Q. I received a stimulus payment and I want to verify that it is correct. How do I figure the payment, myself?
A. The easiest way to figure the amount is to use the Economic Stimulus Payment Calculator on the IRS.gov Web site. Essentially, there are two parts to the stimulus payment: a basic amount based on tax liability, filing status or other qualifying income, if there is no tax liability, and an additional amount based on whether a qualifying child is reported on the return.
Basic Amount of Payment: If you had a net income tax liability for 2007, you will generally receive a payment, unless you can be claimed as a dependent on someone else’s return, had higher income or do not have a valid Social Security number.
Your net income tax liability is one of the following:
On Form 1040, the amount shown on Line 57 plus the amount on Line 52.
On Form 1040A, the amount shown on Line 35 plus the amount on Line 32.
On Form 1040EZ, the amount on Line 10.
NOTE: Net income tax liability is not the same as the amount of tax withheld from your pay, the amount of your refund or the balance due on your return.
Your stimulus payment is equal to your net income tax liability, but no more than $600, if you are single, or $1,200, if you are married filing a joint return.
If you had no net income tax liability for 2007, you are usually getting a minimum payment of $300, if you are single, or $600, if you are married filing jointly, as long as you had qualifying income of at least $3,000 in 2007. To figure your qualifying income, add together the following amounts:
Wages that are reported on Form W-2.
Net self-employment income that is taken into account in computing taxable income.
Social Security benefits reported in box 5 of the 2007 Form SSA-1099 you received in January 2008. If you don’t have this form, you can estimate your annual benefit by multiplying your monthly benefit by the number of months (usually 12) you received benefits during 2007.
Certain Railroad Retirement benefits reported in box 5 of the 2007 Form RRB-1099 you received in January 2008.
Veterans’ benefits received in 2007, including veterans’ disability compensation and disability pension or survivors’ benefits received from the Department of Veterans Affairs. You can estimate your annual benefit by multiplying your monthly benefit by the number of months during 2007 you received benefits.
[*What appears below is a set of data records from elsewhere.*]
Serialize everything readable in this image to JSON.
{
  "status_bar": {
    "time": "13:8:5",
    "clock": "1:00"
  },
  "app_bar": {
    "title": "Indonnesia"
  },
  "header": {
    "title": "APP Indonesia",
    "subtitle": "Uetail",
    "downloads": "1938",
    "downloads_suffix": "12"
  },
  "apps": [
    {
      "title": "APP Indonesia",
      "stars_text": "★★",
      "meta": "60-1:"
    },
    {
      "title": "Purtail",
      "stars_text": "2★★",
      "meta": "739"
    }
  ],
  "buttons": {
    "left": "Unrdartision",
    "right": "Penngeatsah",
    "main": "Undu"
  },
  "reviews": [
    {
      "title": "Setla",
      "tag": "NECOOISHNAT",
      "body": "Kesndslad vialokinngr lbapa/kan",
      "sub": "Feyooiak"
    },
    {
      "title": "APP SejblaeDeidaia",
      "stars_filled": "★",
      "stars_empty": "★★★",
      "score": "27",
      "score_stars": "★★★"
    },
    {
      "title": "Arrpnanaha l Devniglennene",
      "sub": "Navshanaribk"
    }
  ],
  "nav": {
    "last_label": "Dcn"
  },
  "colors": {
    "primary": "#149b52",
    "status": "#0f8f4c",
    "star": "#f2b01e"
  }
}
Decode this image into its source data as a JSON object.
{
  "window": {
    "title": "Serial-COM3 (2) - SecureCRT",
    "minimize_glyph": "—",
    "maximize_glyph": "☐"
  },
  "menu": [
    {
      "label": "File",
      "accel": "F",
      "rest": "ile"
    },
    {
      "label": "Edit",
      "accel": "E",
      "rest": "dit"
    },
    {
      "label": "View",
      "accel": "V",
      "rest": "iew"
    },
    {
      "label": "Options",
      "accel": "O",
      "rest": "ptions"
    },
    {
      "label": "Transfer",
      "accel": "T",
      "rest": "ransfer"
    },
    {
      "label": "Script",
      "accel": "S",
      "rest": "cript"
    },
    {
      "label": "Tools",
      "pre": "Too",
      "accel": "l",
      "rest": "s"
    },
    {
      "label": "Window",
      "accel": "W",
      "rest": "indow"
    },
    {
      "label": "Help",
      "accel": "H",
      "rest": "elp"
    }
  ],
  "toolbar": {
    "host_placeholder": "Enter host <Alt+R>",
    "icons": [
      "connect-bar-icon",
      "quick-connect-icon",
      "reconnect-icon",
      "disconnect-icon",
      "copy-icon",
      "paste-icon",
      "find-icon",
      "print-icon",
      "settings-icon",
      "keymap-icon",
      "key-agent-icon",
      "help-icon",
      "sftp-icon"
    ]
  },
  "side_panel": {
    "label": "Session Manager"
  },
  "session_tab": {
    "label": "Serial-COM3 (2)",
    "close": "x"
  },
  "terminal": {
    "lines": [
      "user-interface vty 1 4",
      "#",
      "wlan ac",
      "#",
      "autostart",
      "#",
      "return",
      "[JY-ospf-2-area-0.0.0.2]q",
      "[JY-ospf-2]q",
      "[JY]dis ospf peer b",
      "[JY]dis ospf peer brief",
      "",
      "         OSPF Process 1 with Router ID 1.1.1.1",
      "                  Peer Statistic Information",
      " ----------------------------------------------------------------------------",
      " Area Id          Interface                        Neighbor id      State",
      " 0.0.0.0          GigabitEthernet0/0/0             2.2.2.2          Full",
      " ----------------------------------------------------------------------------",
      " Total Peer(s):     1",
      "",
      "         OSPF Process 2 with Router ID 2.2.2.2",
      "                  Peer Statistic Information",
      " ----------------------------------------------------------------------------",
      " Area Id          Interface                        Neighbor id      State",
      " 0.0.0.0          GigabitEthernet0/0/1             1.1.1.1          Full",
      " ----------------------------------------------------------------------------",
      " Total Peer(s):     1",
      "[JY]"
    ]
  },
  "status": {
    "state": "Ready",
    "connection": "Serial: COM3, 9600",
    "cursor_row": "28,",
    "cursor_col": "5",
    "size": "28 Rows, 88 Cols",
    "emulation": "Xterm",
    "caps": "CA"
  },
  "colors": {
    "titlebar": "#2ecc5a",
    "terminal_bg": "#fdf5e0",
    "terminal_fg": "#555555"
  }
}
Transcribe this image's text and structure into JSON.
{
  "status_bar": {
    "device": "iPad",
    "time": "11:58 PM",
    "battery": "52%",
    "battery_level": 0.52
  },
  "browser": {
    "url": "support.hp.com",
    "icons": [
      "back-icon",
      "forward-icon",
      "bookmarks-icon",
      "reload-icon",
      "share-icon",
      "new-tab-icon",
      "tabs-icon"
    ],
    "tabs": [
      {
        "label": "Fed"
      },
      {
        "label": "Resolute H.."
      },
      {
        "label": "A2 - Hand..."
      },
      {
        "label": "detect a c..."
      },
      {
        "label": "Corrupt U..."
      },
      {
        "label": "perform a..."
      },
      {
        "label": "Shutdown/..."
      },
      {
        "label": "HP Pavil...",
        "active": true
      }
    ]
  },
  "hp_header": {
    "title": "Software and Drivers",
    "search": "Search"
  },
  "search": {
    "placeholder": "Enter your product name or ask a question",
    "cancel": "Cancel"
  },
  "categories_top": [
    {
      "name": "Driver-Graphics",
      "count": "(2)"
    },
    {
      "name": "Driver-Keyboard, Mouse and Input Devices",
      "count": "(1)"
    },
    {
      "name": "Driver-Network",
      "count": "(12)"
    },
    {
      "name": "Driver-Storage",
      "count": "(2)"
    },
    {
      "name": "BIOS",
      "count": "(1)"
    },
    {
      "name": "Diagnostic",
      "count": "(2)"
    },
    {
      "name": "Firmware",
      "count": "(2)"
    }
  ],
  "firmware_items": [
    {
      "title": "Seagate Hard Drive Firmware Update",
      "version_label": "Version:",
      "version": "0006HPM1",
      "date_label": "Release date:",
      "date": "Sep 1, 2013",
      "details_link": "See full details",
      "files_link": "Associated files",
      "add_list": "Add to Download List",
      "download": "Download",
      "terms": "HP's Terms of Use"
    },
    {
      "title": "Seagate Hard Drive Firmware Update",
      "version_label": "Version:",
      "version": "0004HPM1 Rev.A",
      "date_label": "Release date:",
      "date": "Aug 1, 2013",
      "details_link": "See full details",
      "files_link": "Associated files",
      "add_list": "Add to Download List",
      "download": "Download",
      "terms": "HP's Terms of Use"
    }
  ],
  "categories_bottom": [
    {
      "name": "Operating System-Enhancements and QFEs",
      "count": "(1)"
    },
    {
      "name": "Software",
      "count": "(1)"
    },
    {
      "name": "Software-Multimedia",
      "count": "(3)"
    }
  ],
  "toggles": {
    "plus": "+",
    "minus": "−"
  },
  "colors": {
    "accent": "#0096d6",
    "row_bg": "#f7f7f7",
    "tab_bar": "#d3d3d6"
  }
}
Nontaxable combat pay if you chose to include it as earned income on your 2007 return.
Note: Supplemental Security Income (SSI) is not considered qualifying income and is not included for the purpose of establishing eligibility for the stimulus payment.
Additional Amounts for Qualifying Child: If you qualify for the basic amount, you may receive an additional $300 for each qualifying child. To qualify, a child must have been born after December 31, 1990 and have a valid Social Security number.
Phase Out: Your payment is reduced, or you may receive no payment at all based on your income level. The stimulus payment begins to phase out for individuals with adjusted gross incomes (AGI) over $75,000 and married couples who file a joint return with AGI over $150,000. The combined payment is reduced by 5 percent of the income above the AGI thresholds. Your AGI is the amount shown on:
Form 1040, Line 37.
Form 1040A, Line 21.
Form 1040EZ, Line 4.
Q. I received my stimulus payment and it didn’t include money for my kids. Does the IRS plan to send me an additional check?
A: Yes. In July the Internal Revenue Service began mailing approximately 230,000 additional economic stimulus payments after discovering that some tax returns were improperly filed and did not capture the information needed to generate the $300 in qualifying child payments. To fix the problem, the IRS identified the affected taxpayers and sent them separate checks to cover their qualifying children. The additional payments involving qualifying children are being made by paper check, even if people received their regular tax refund and initial stimulus payment by direct deposit.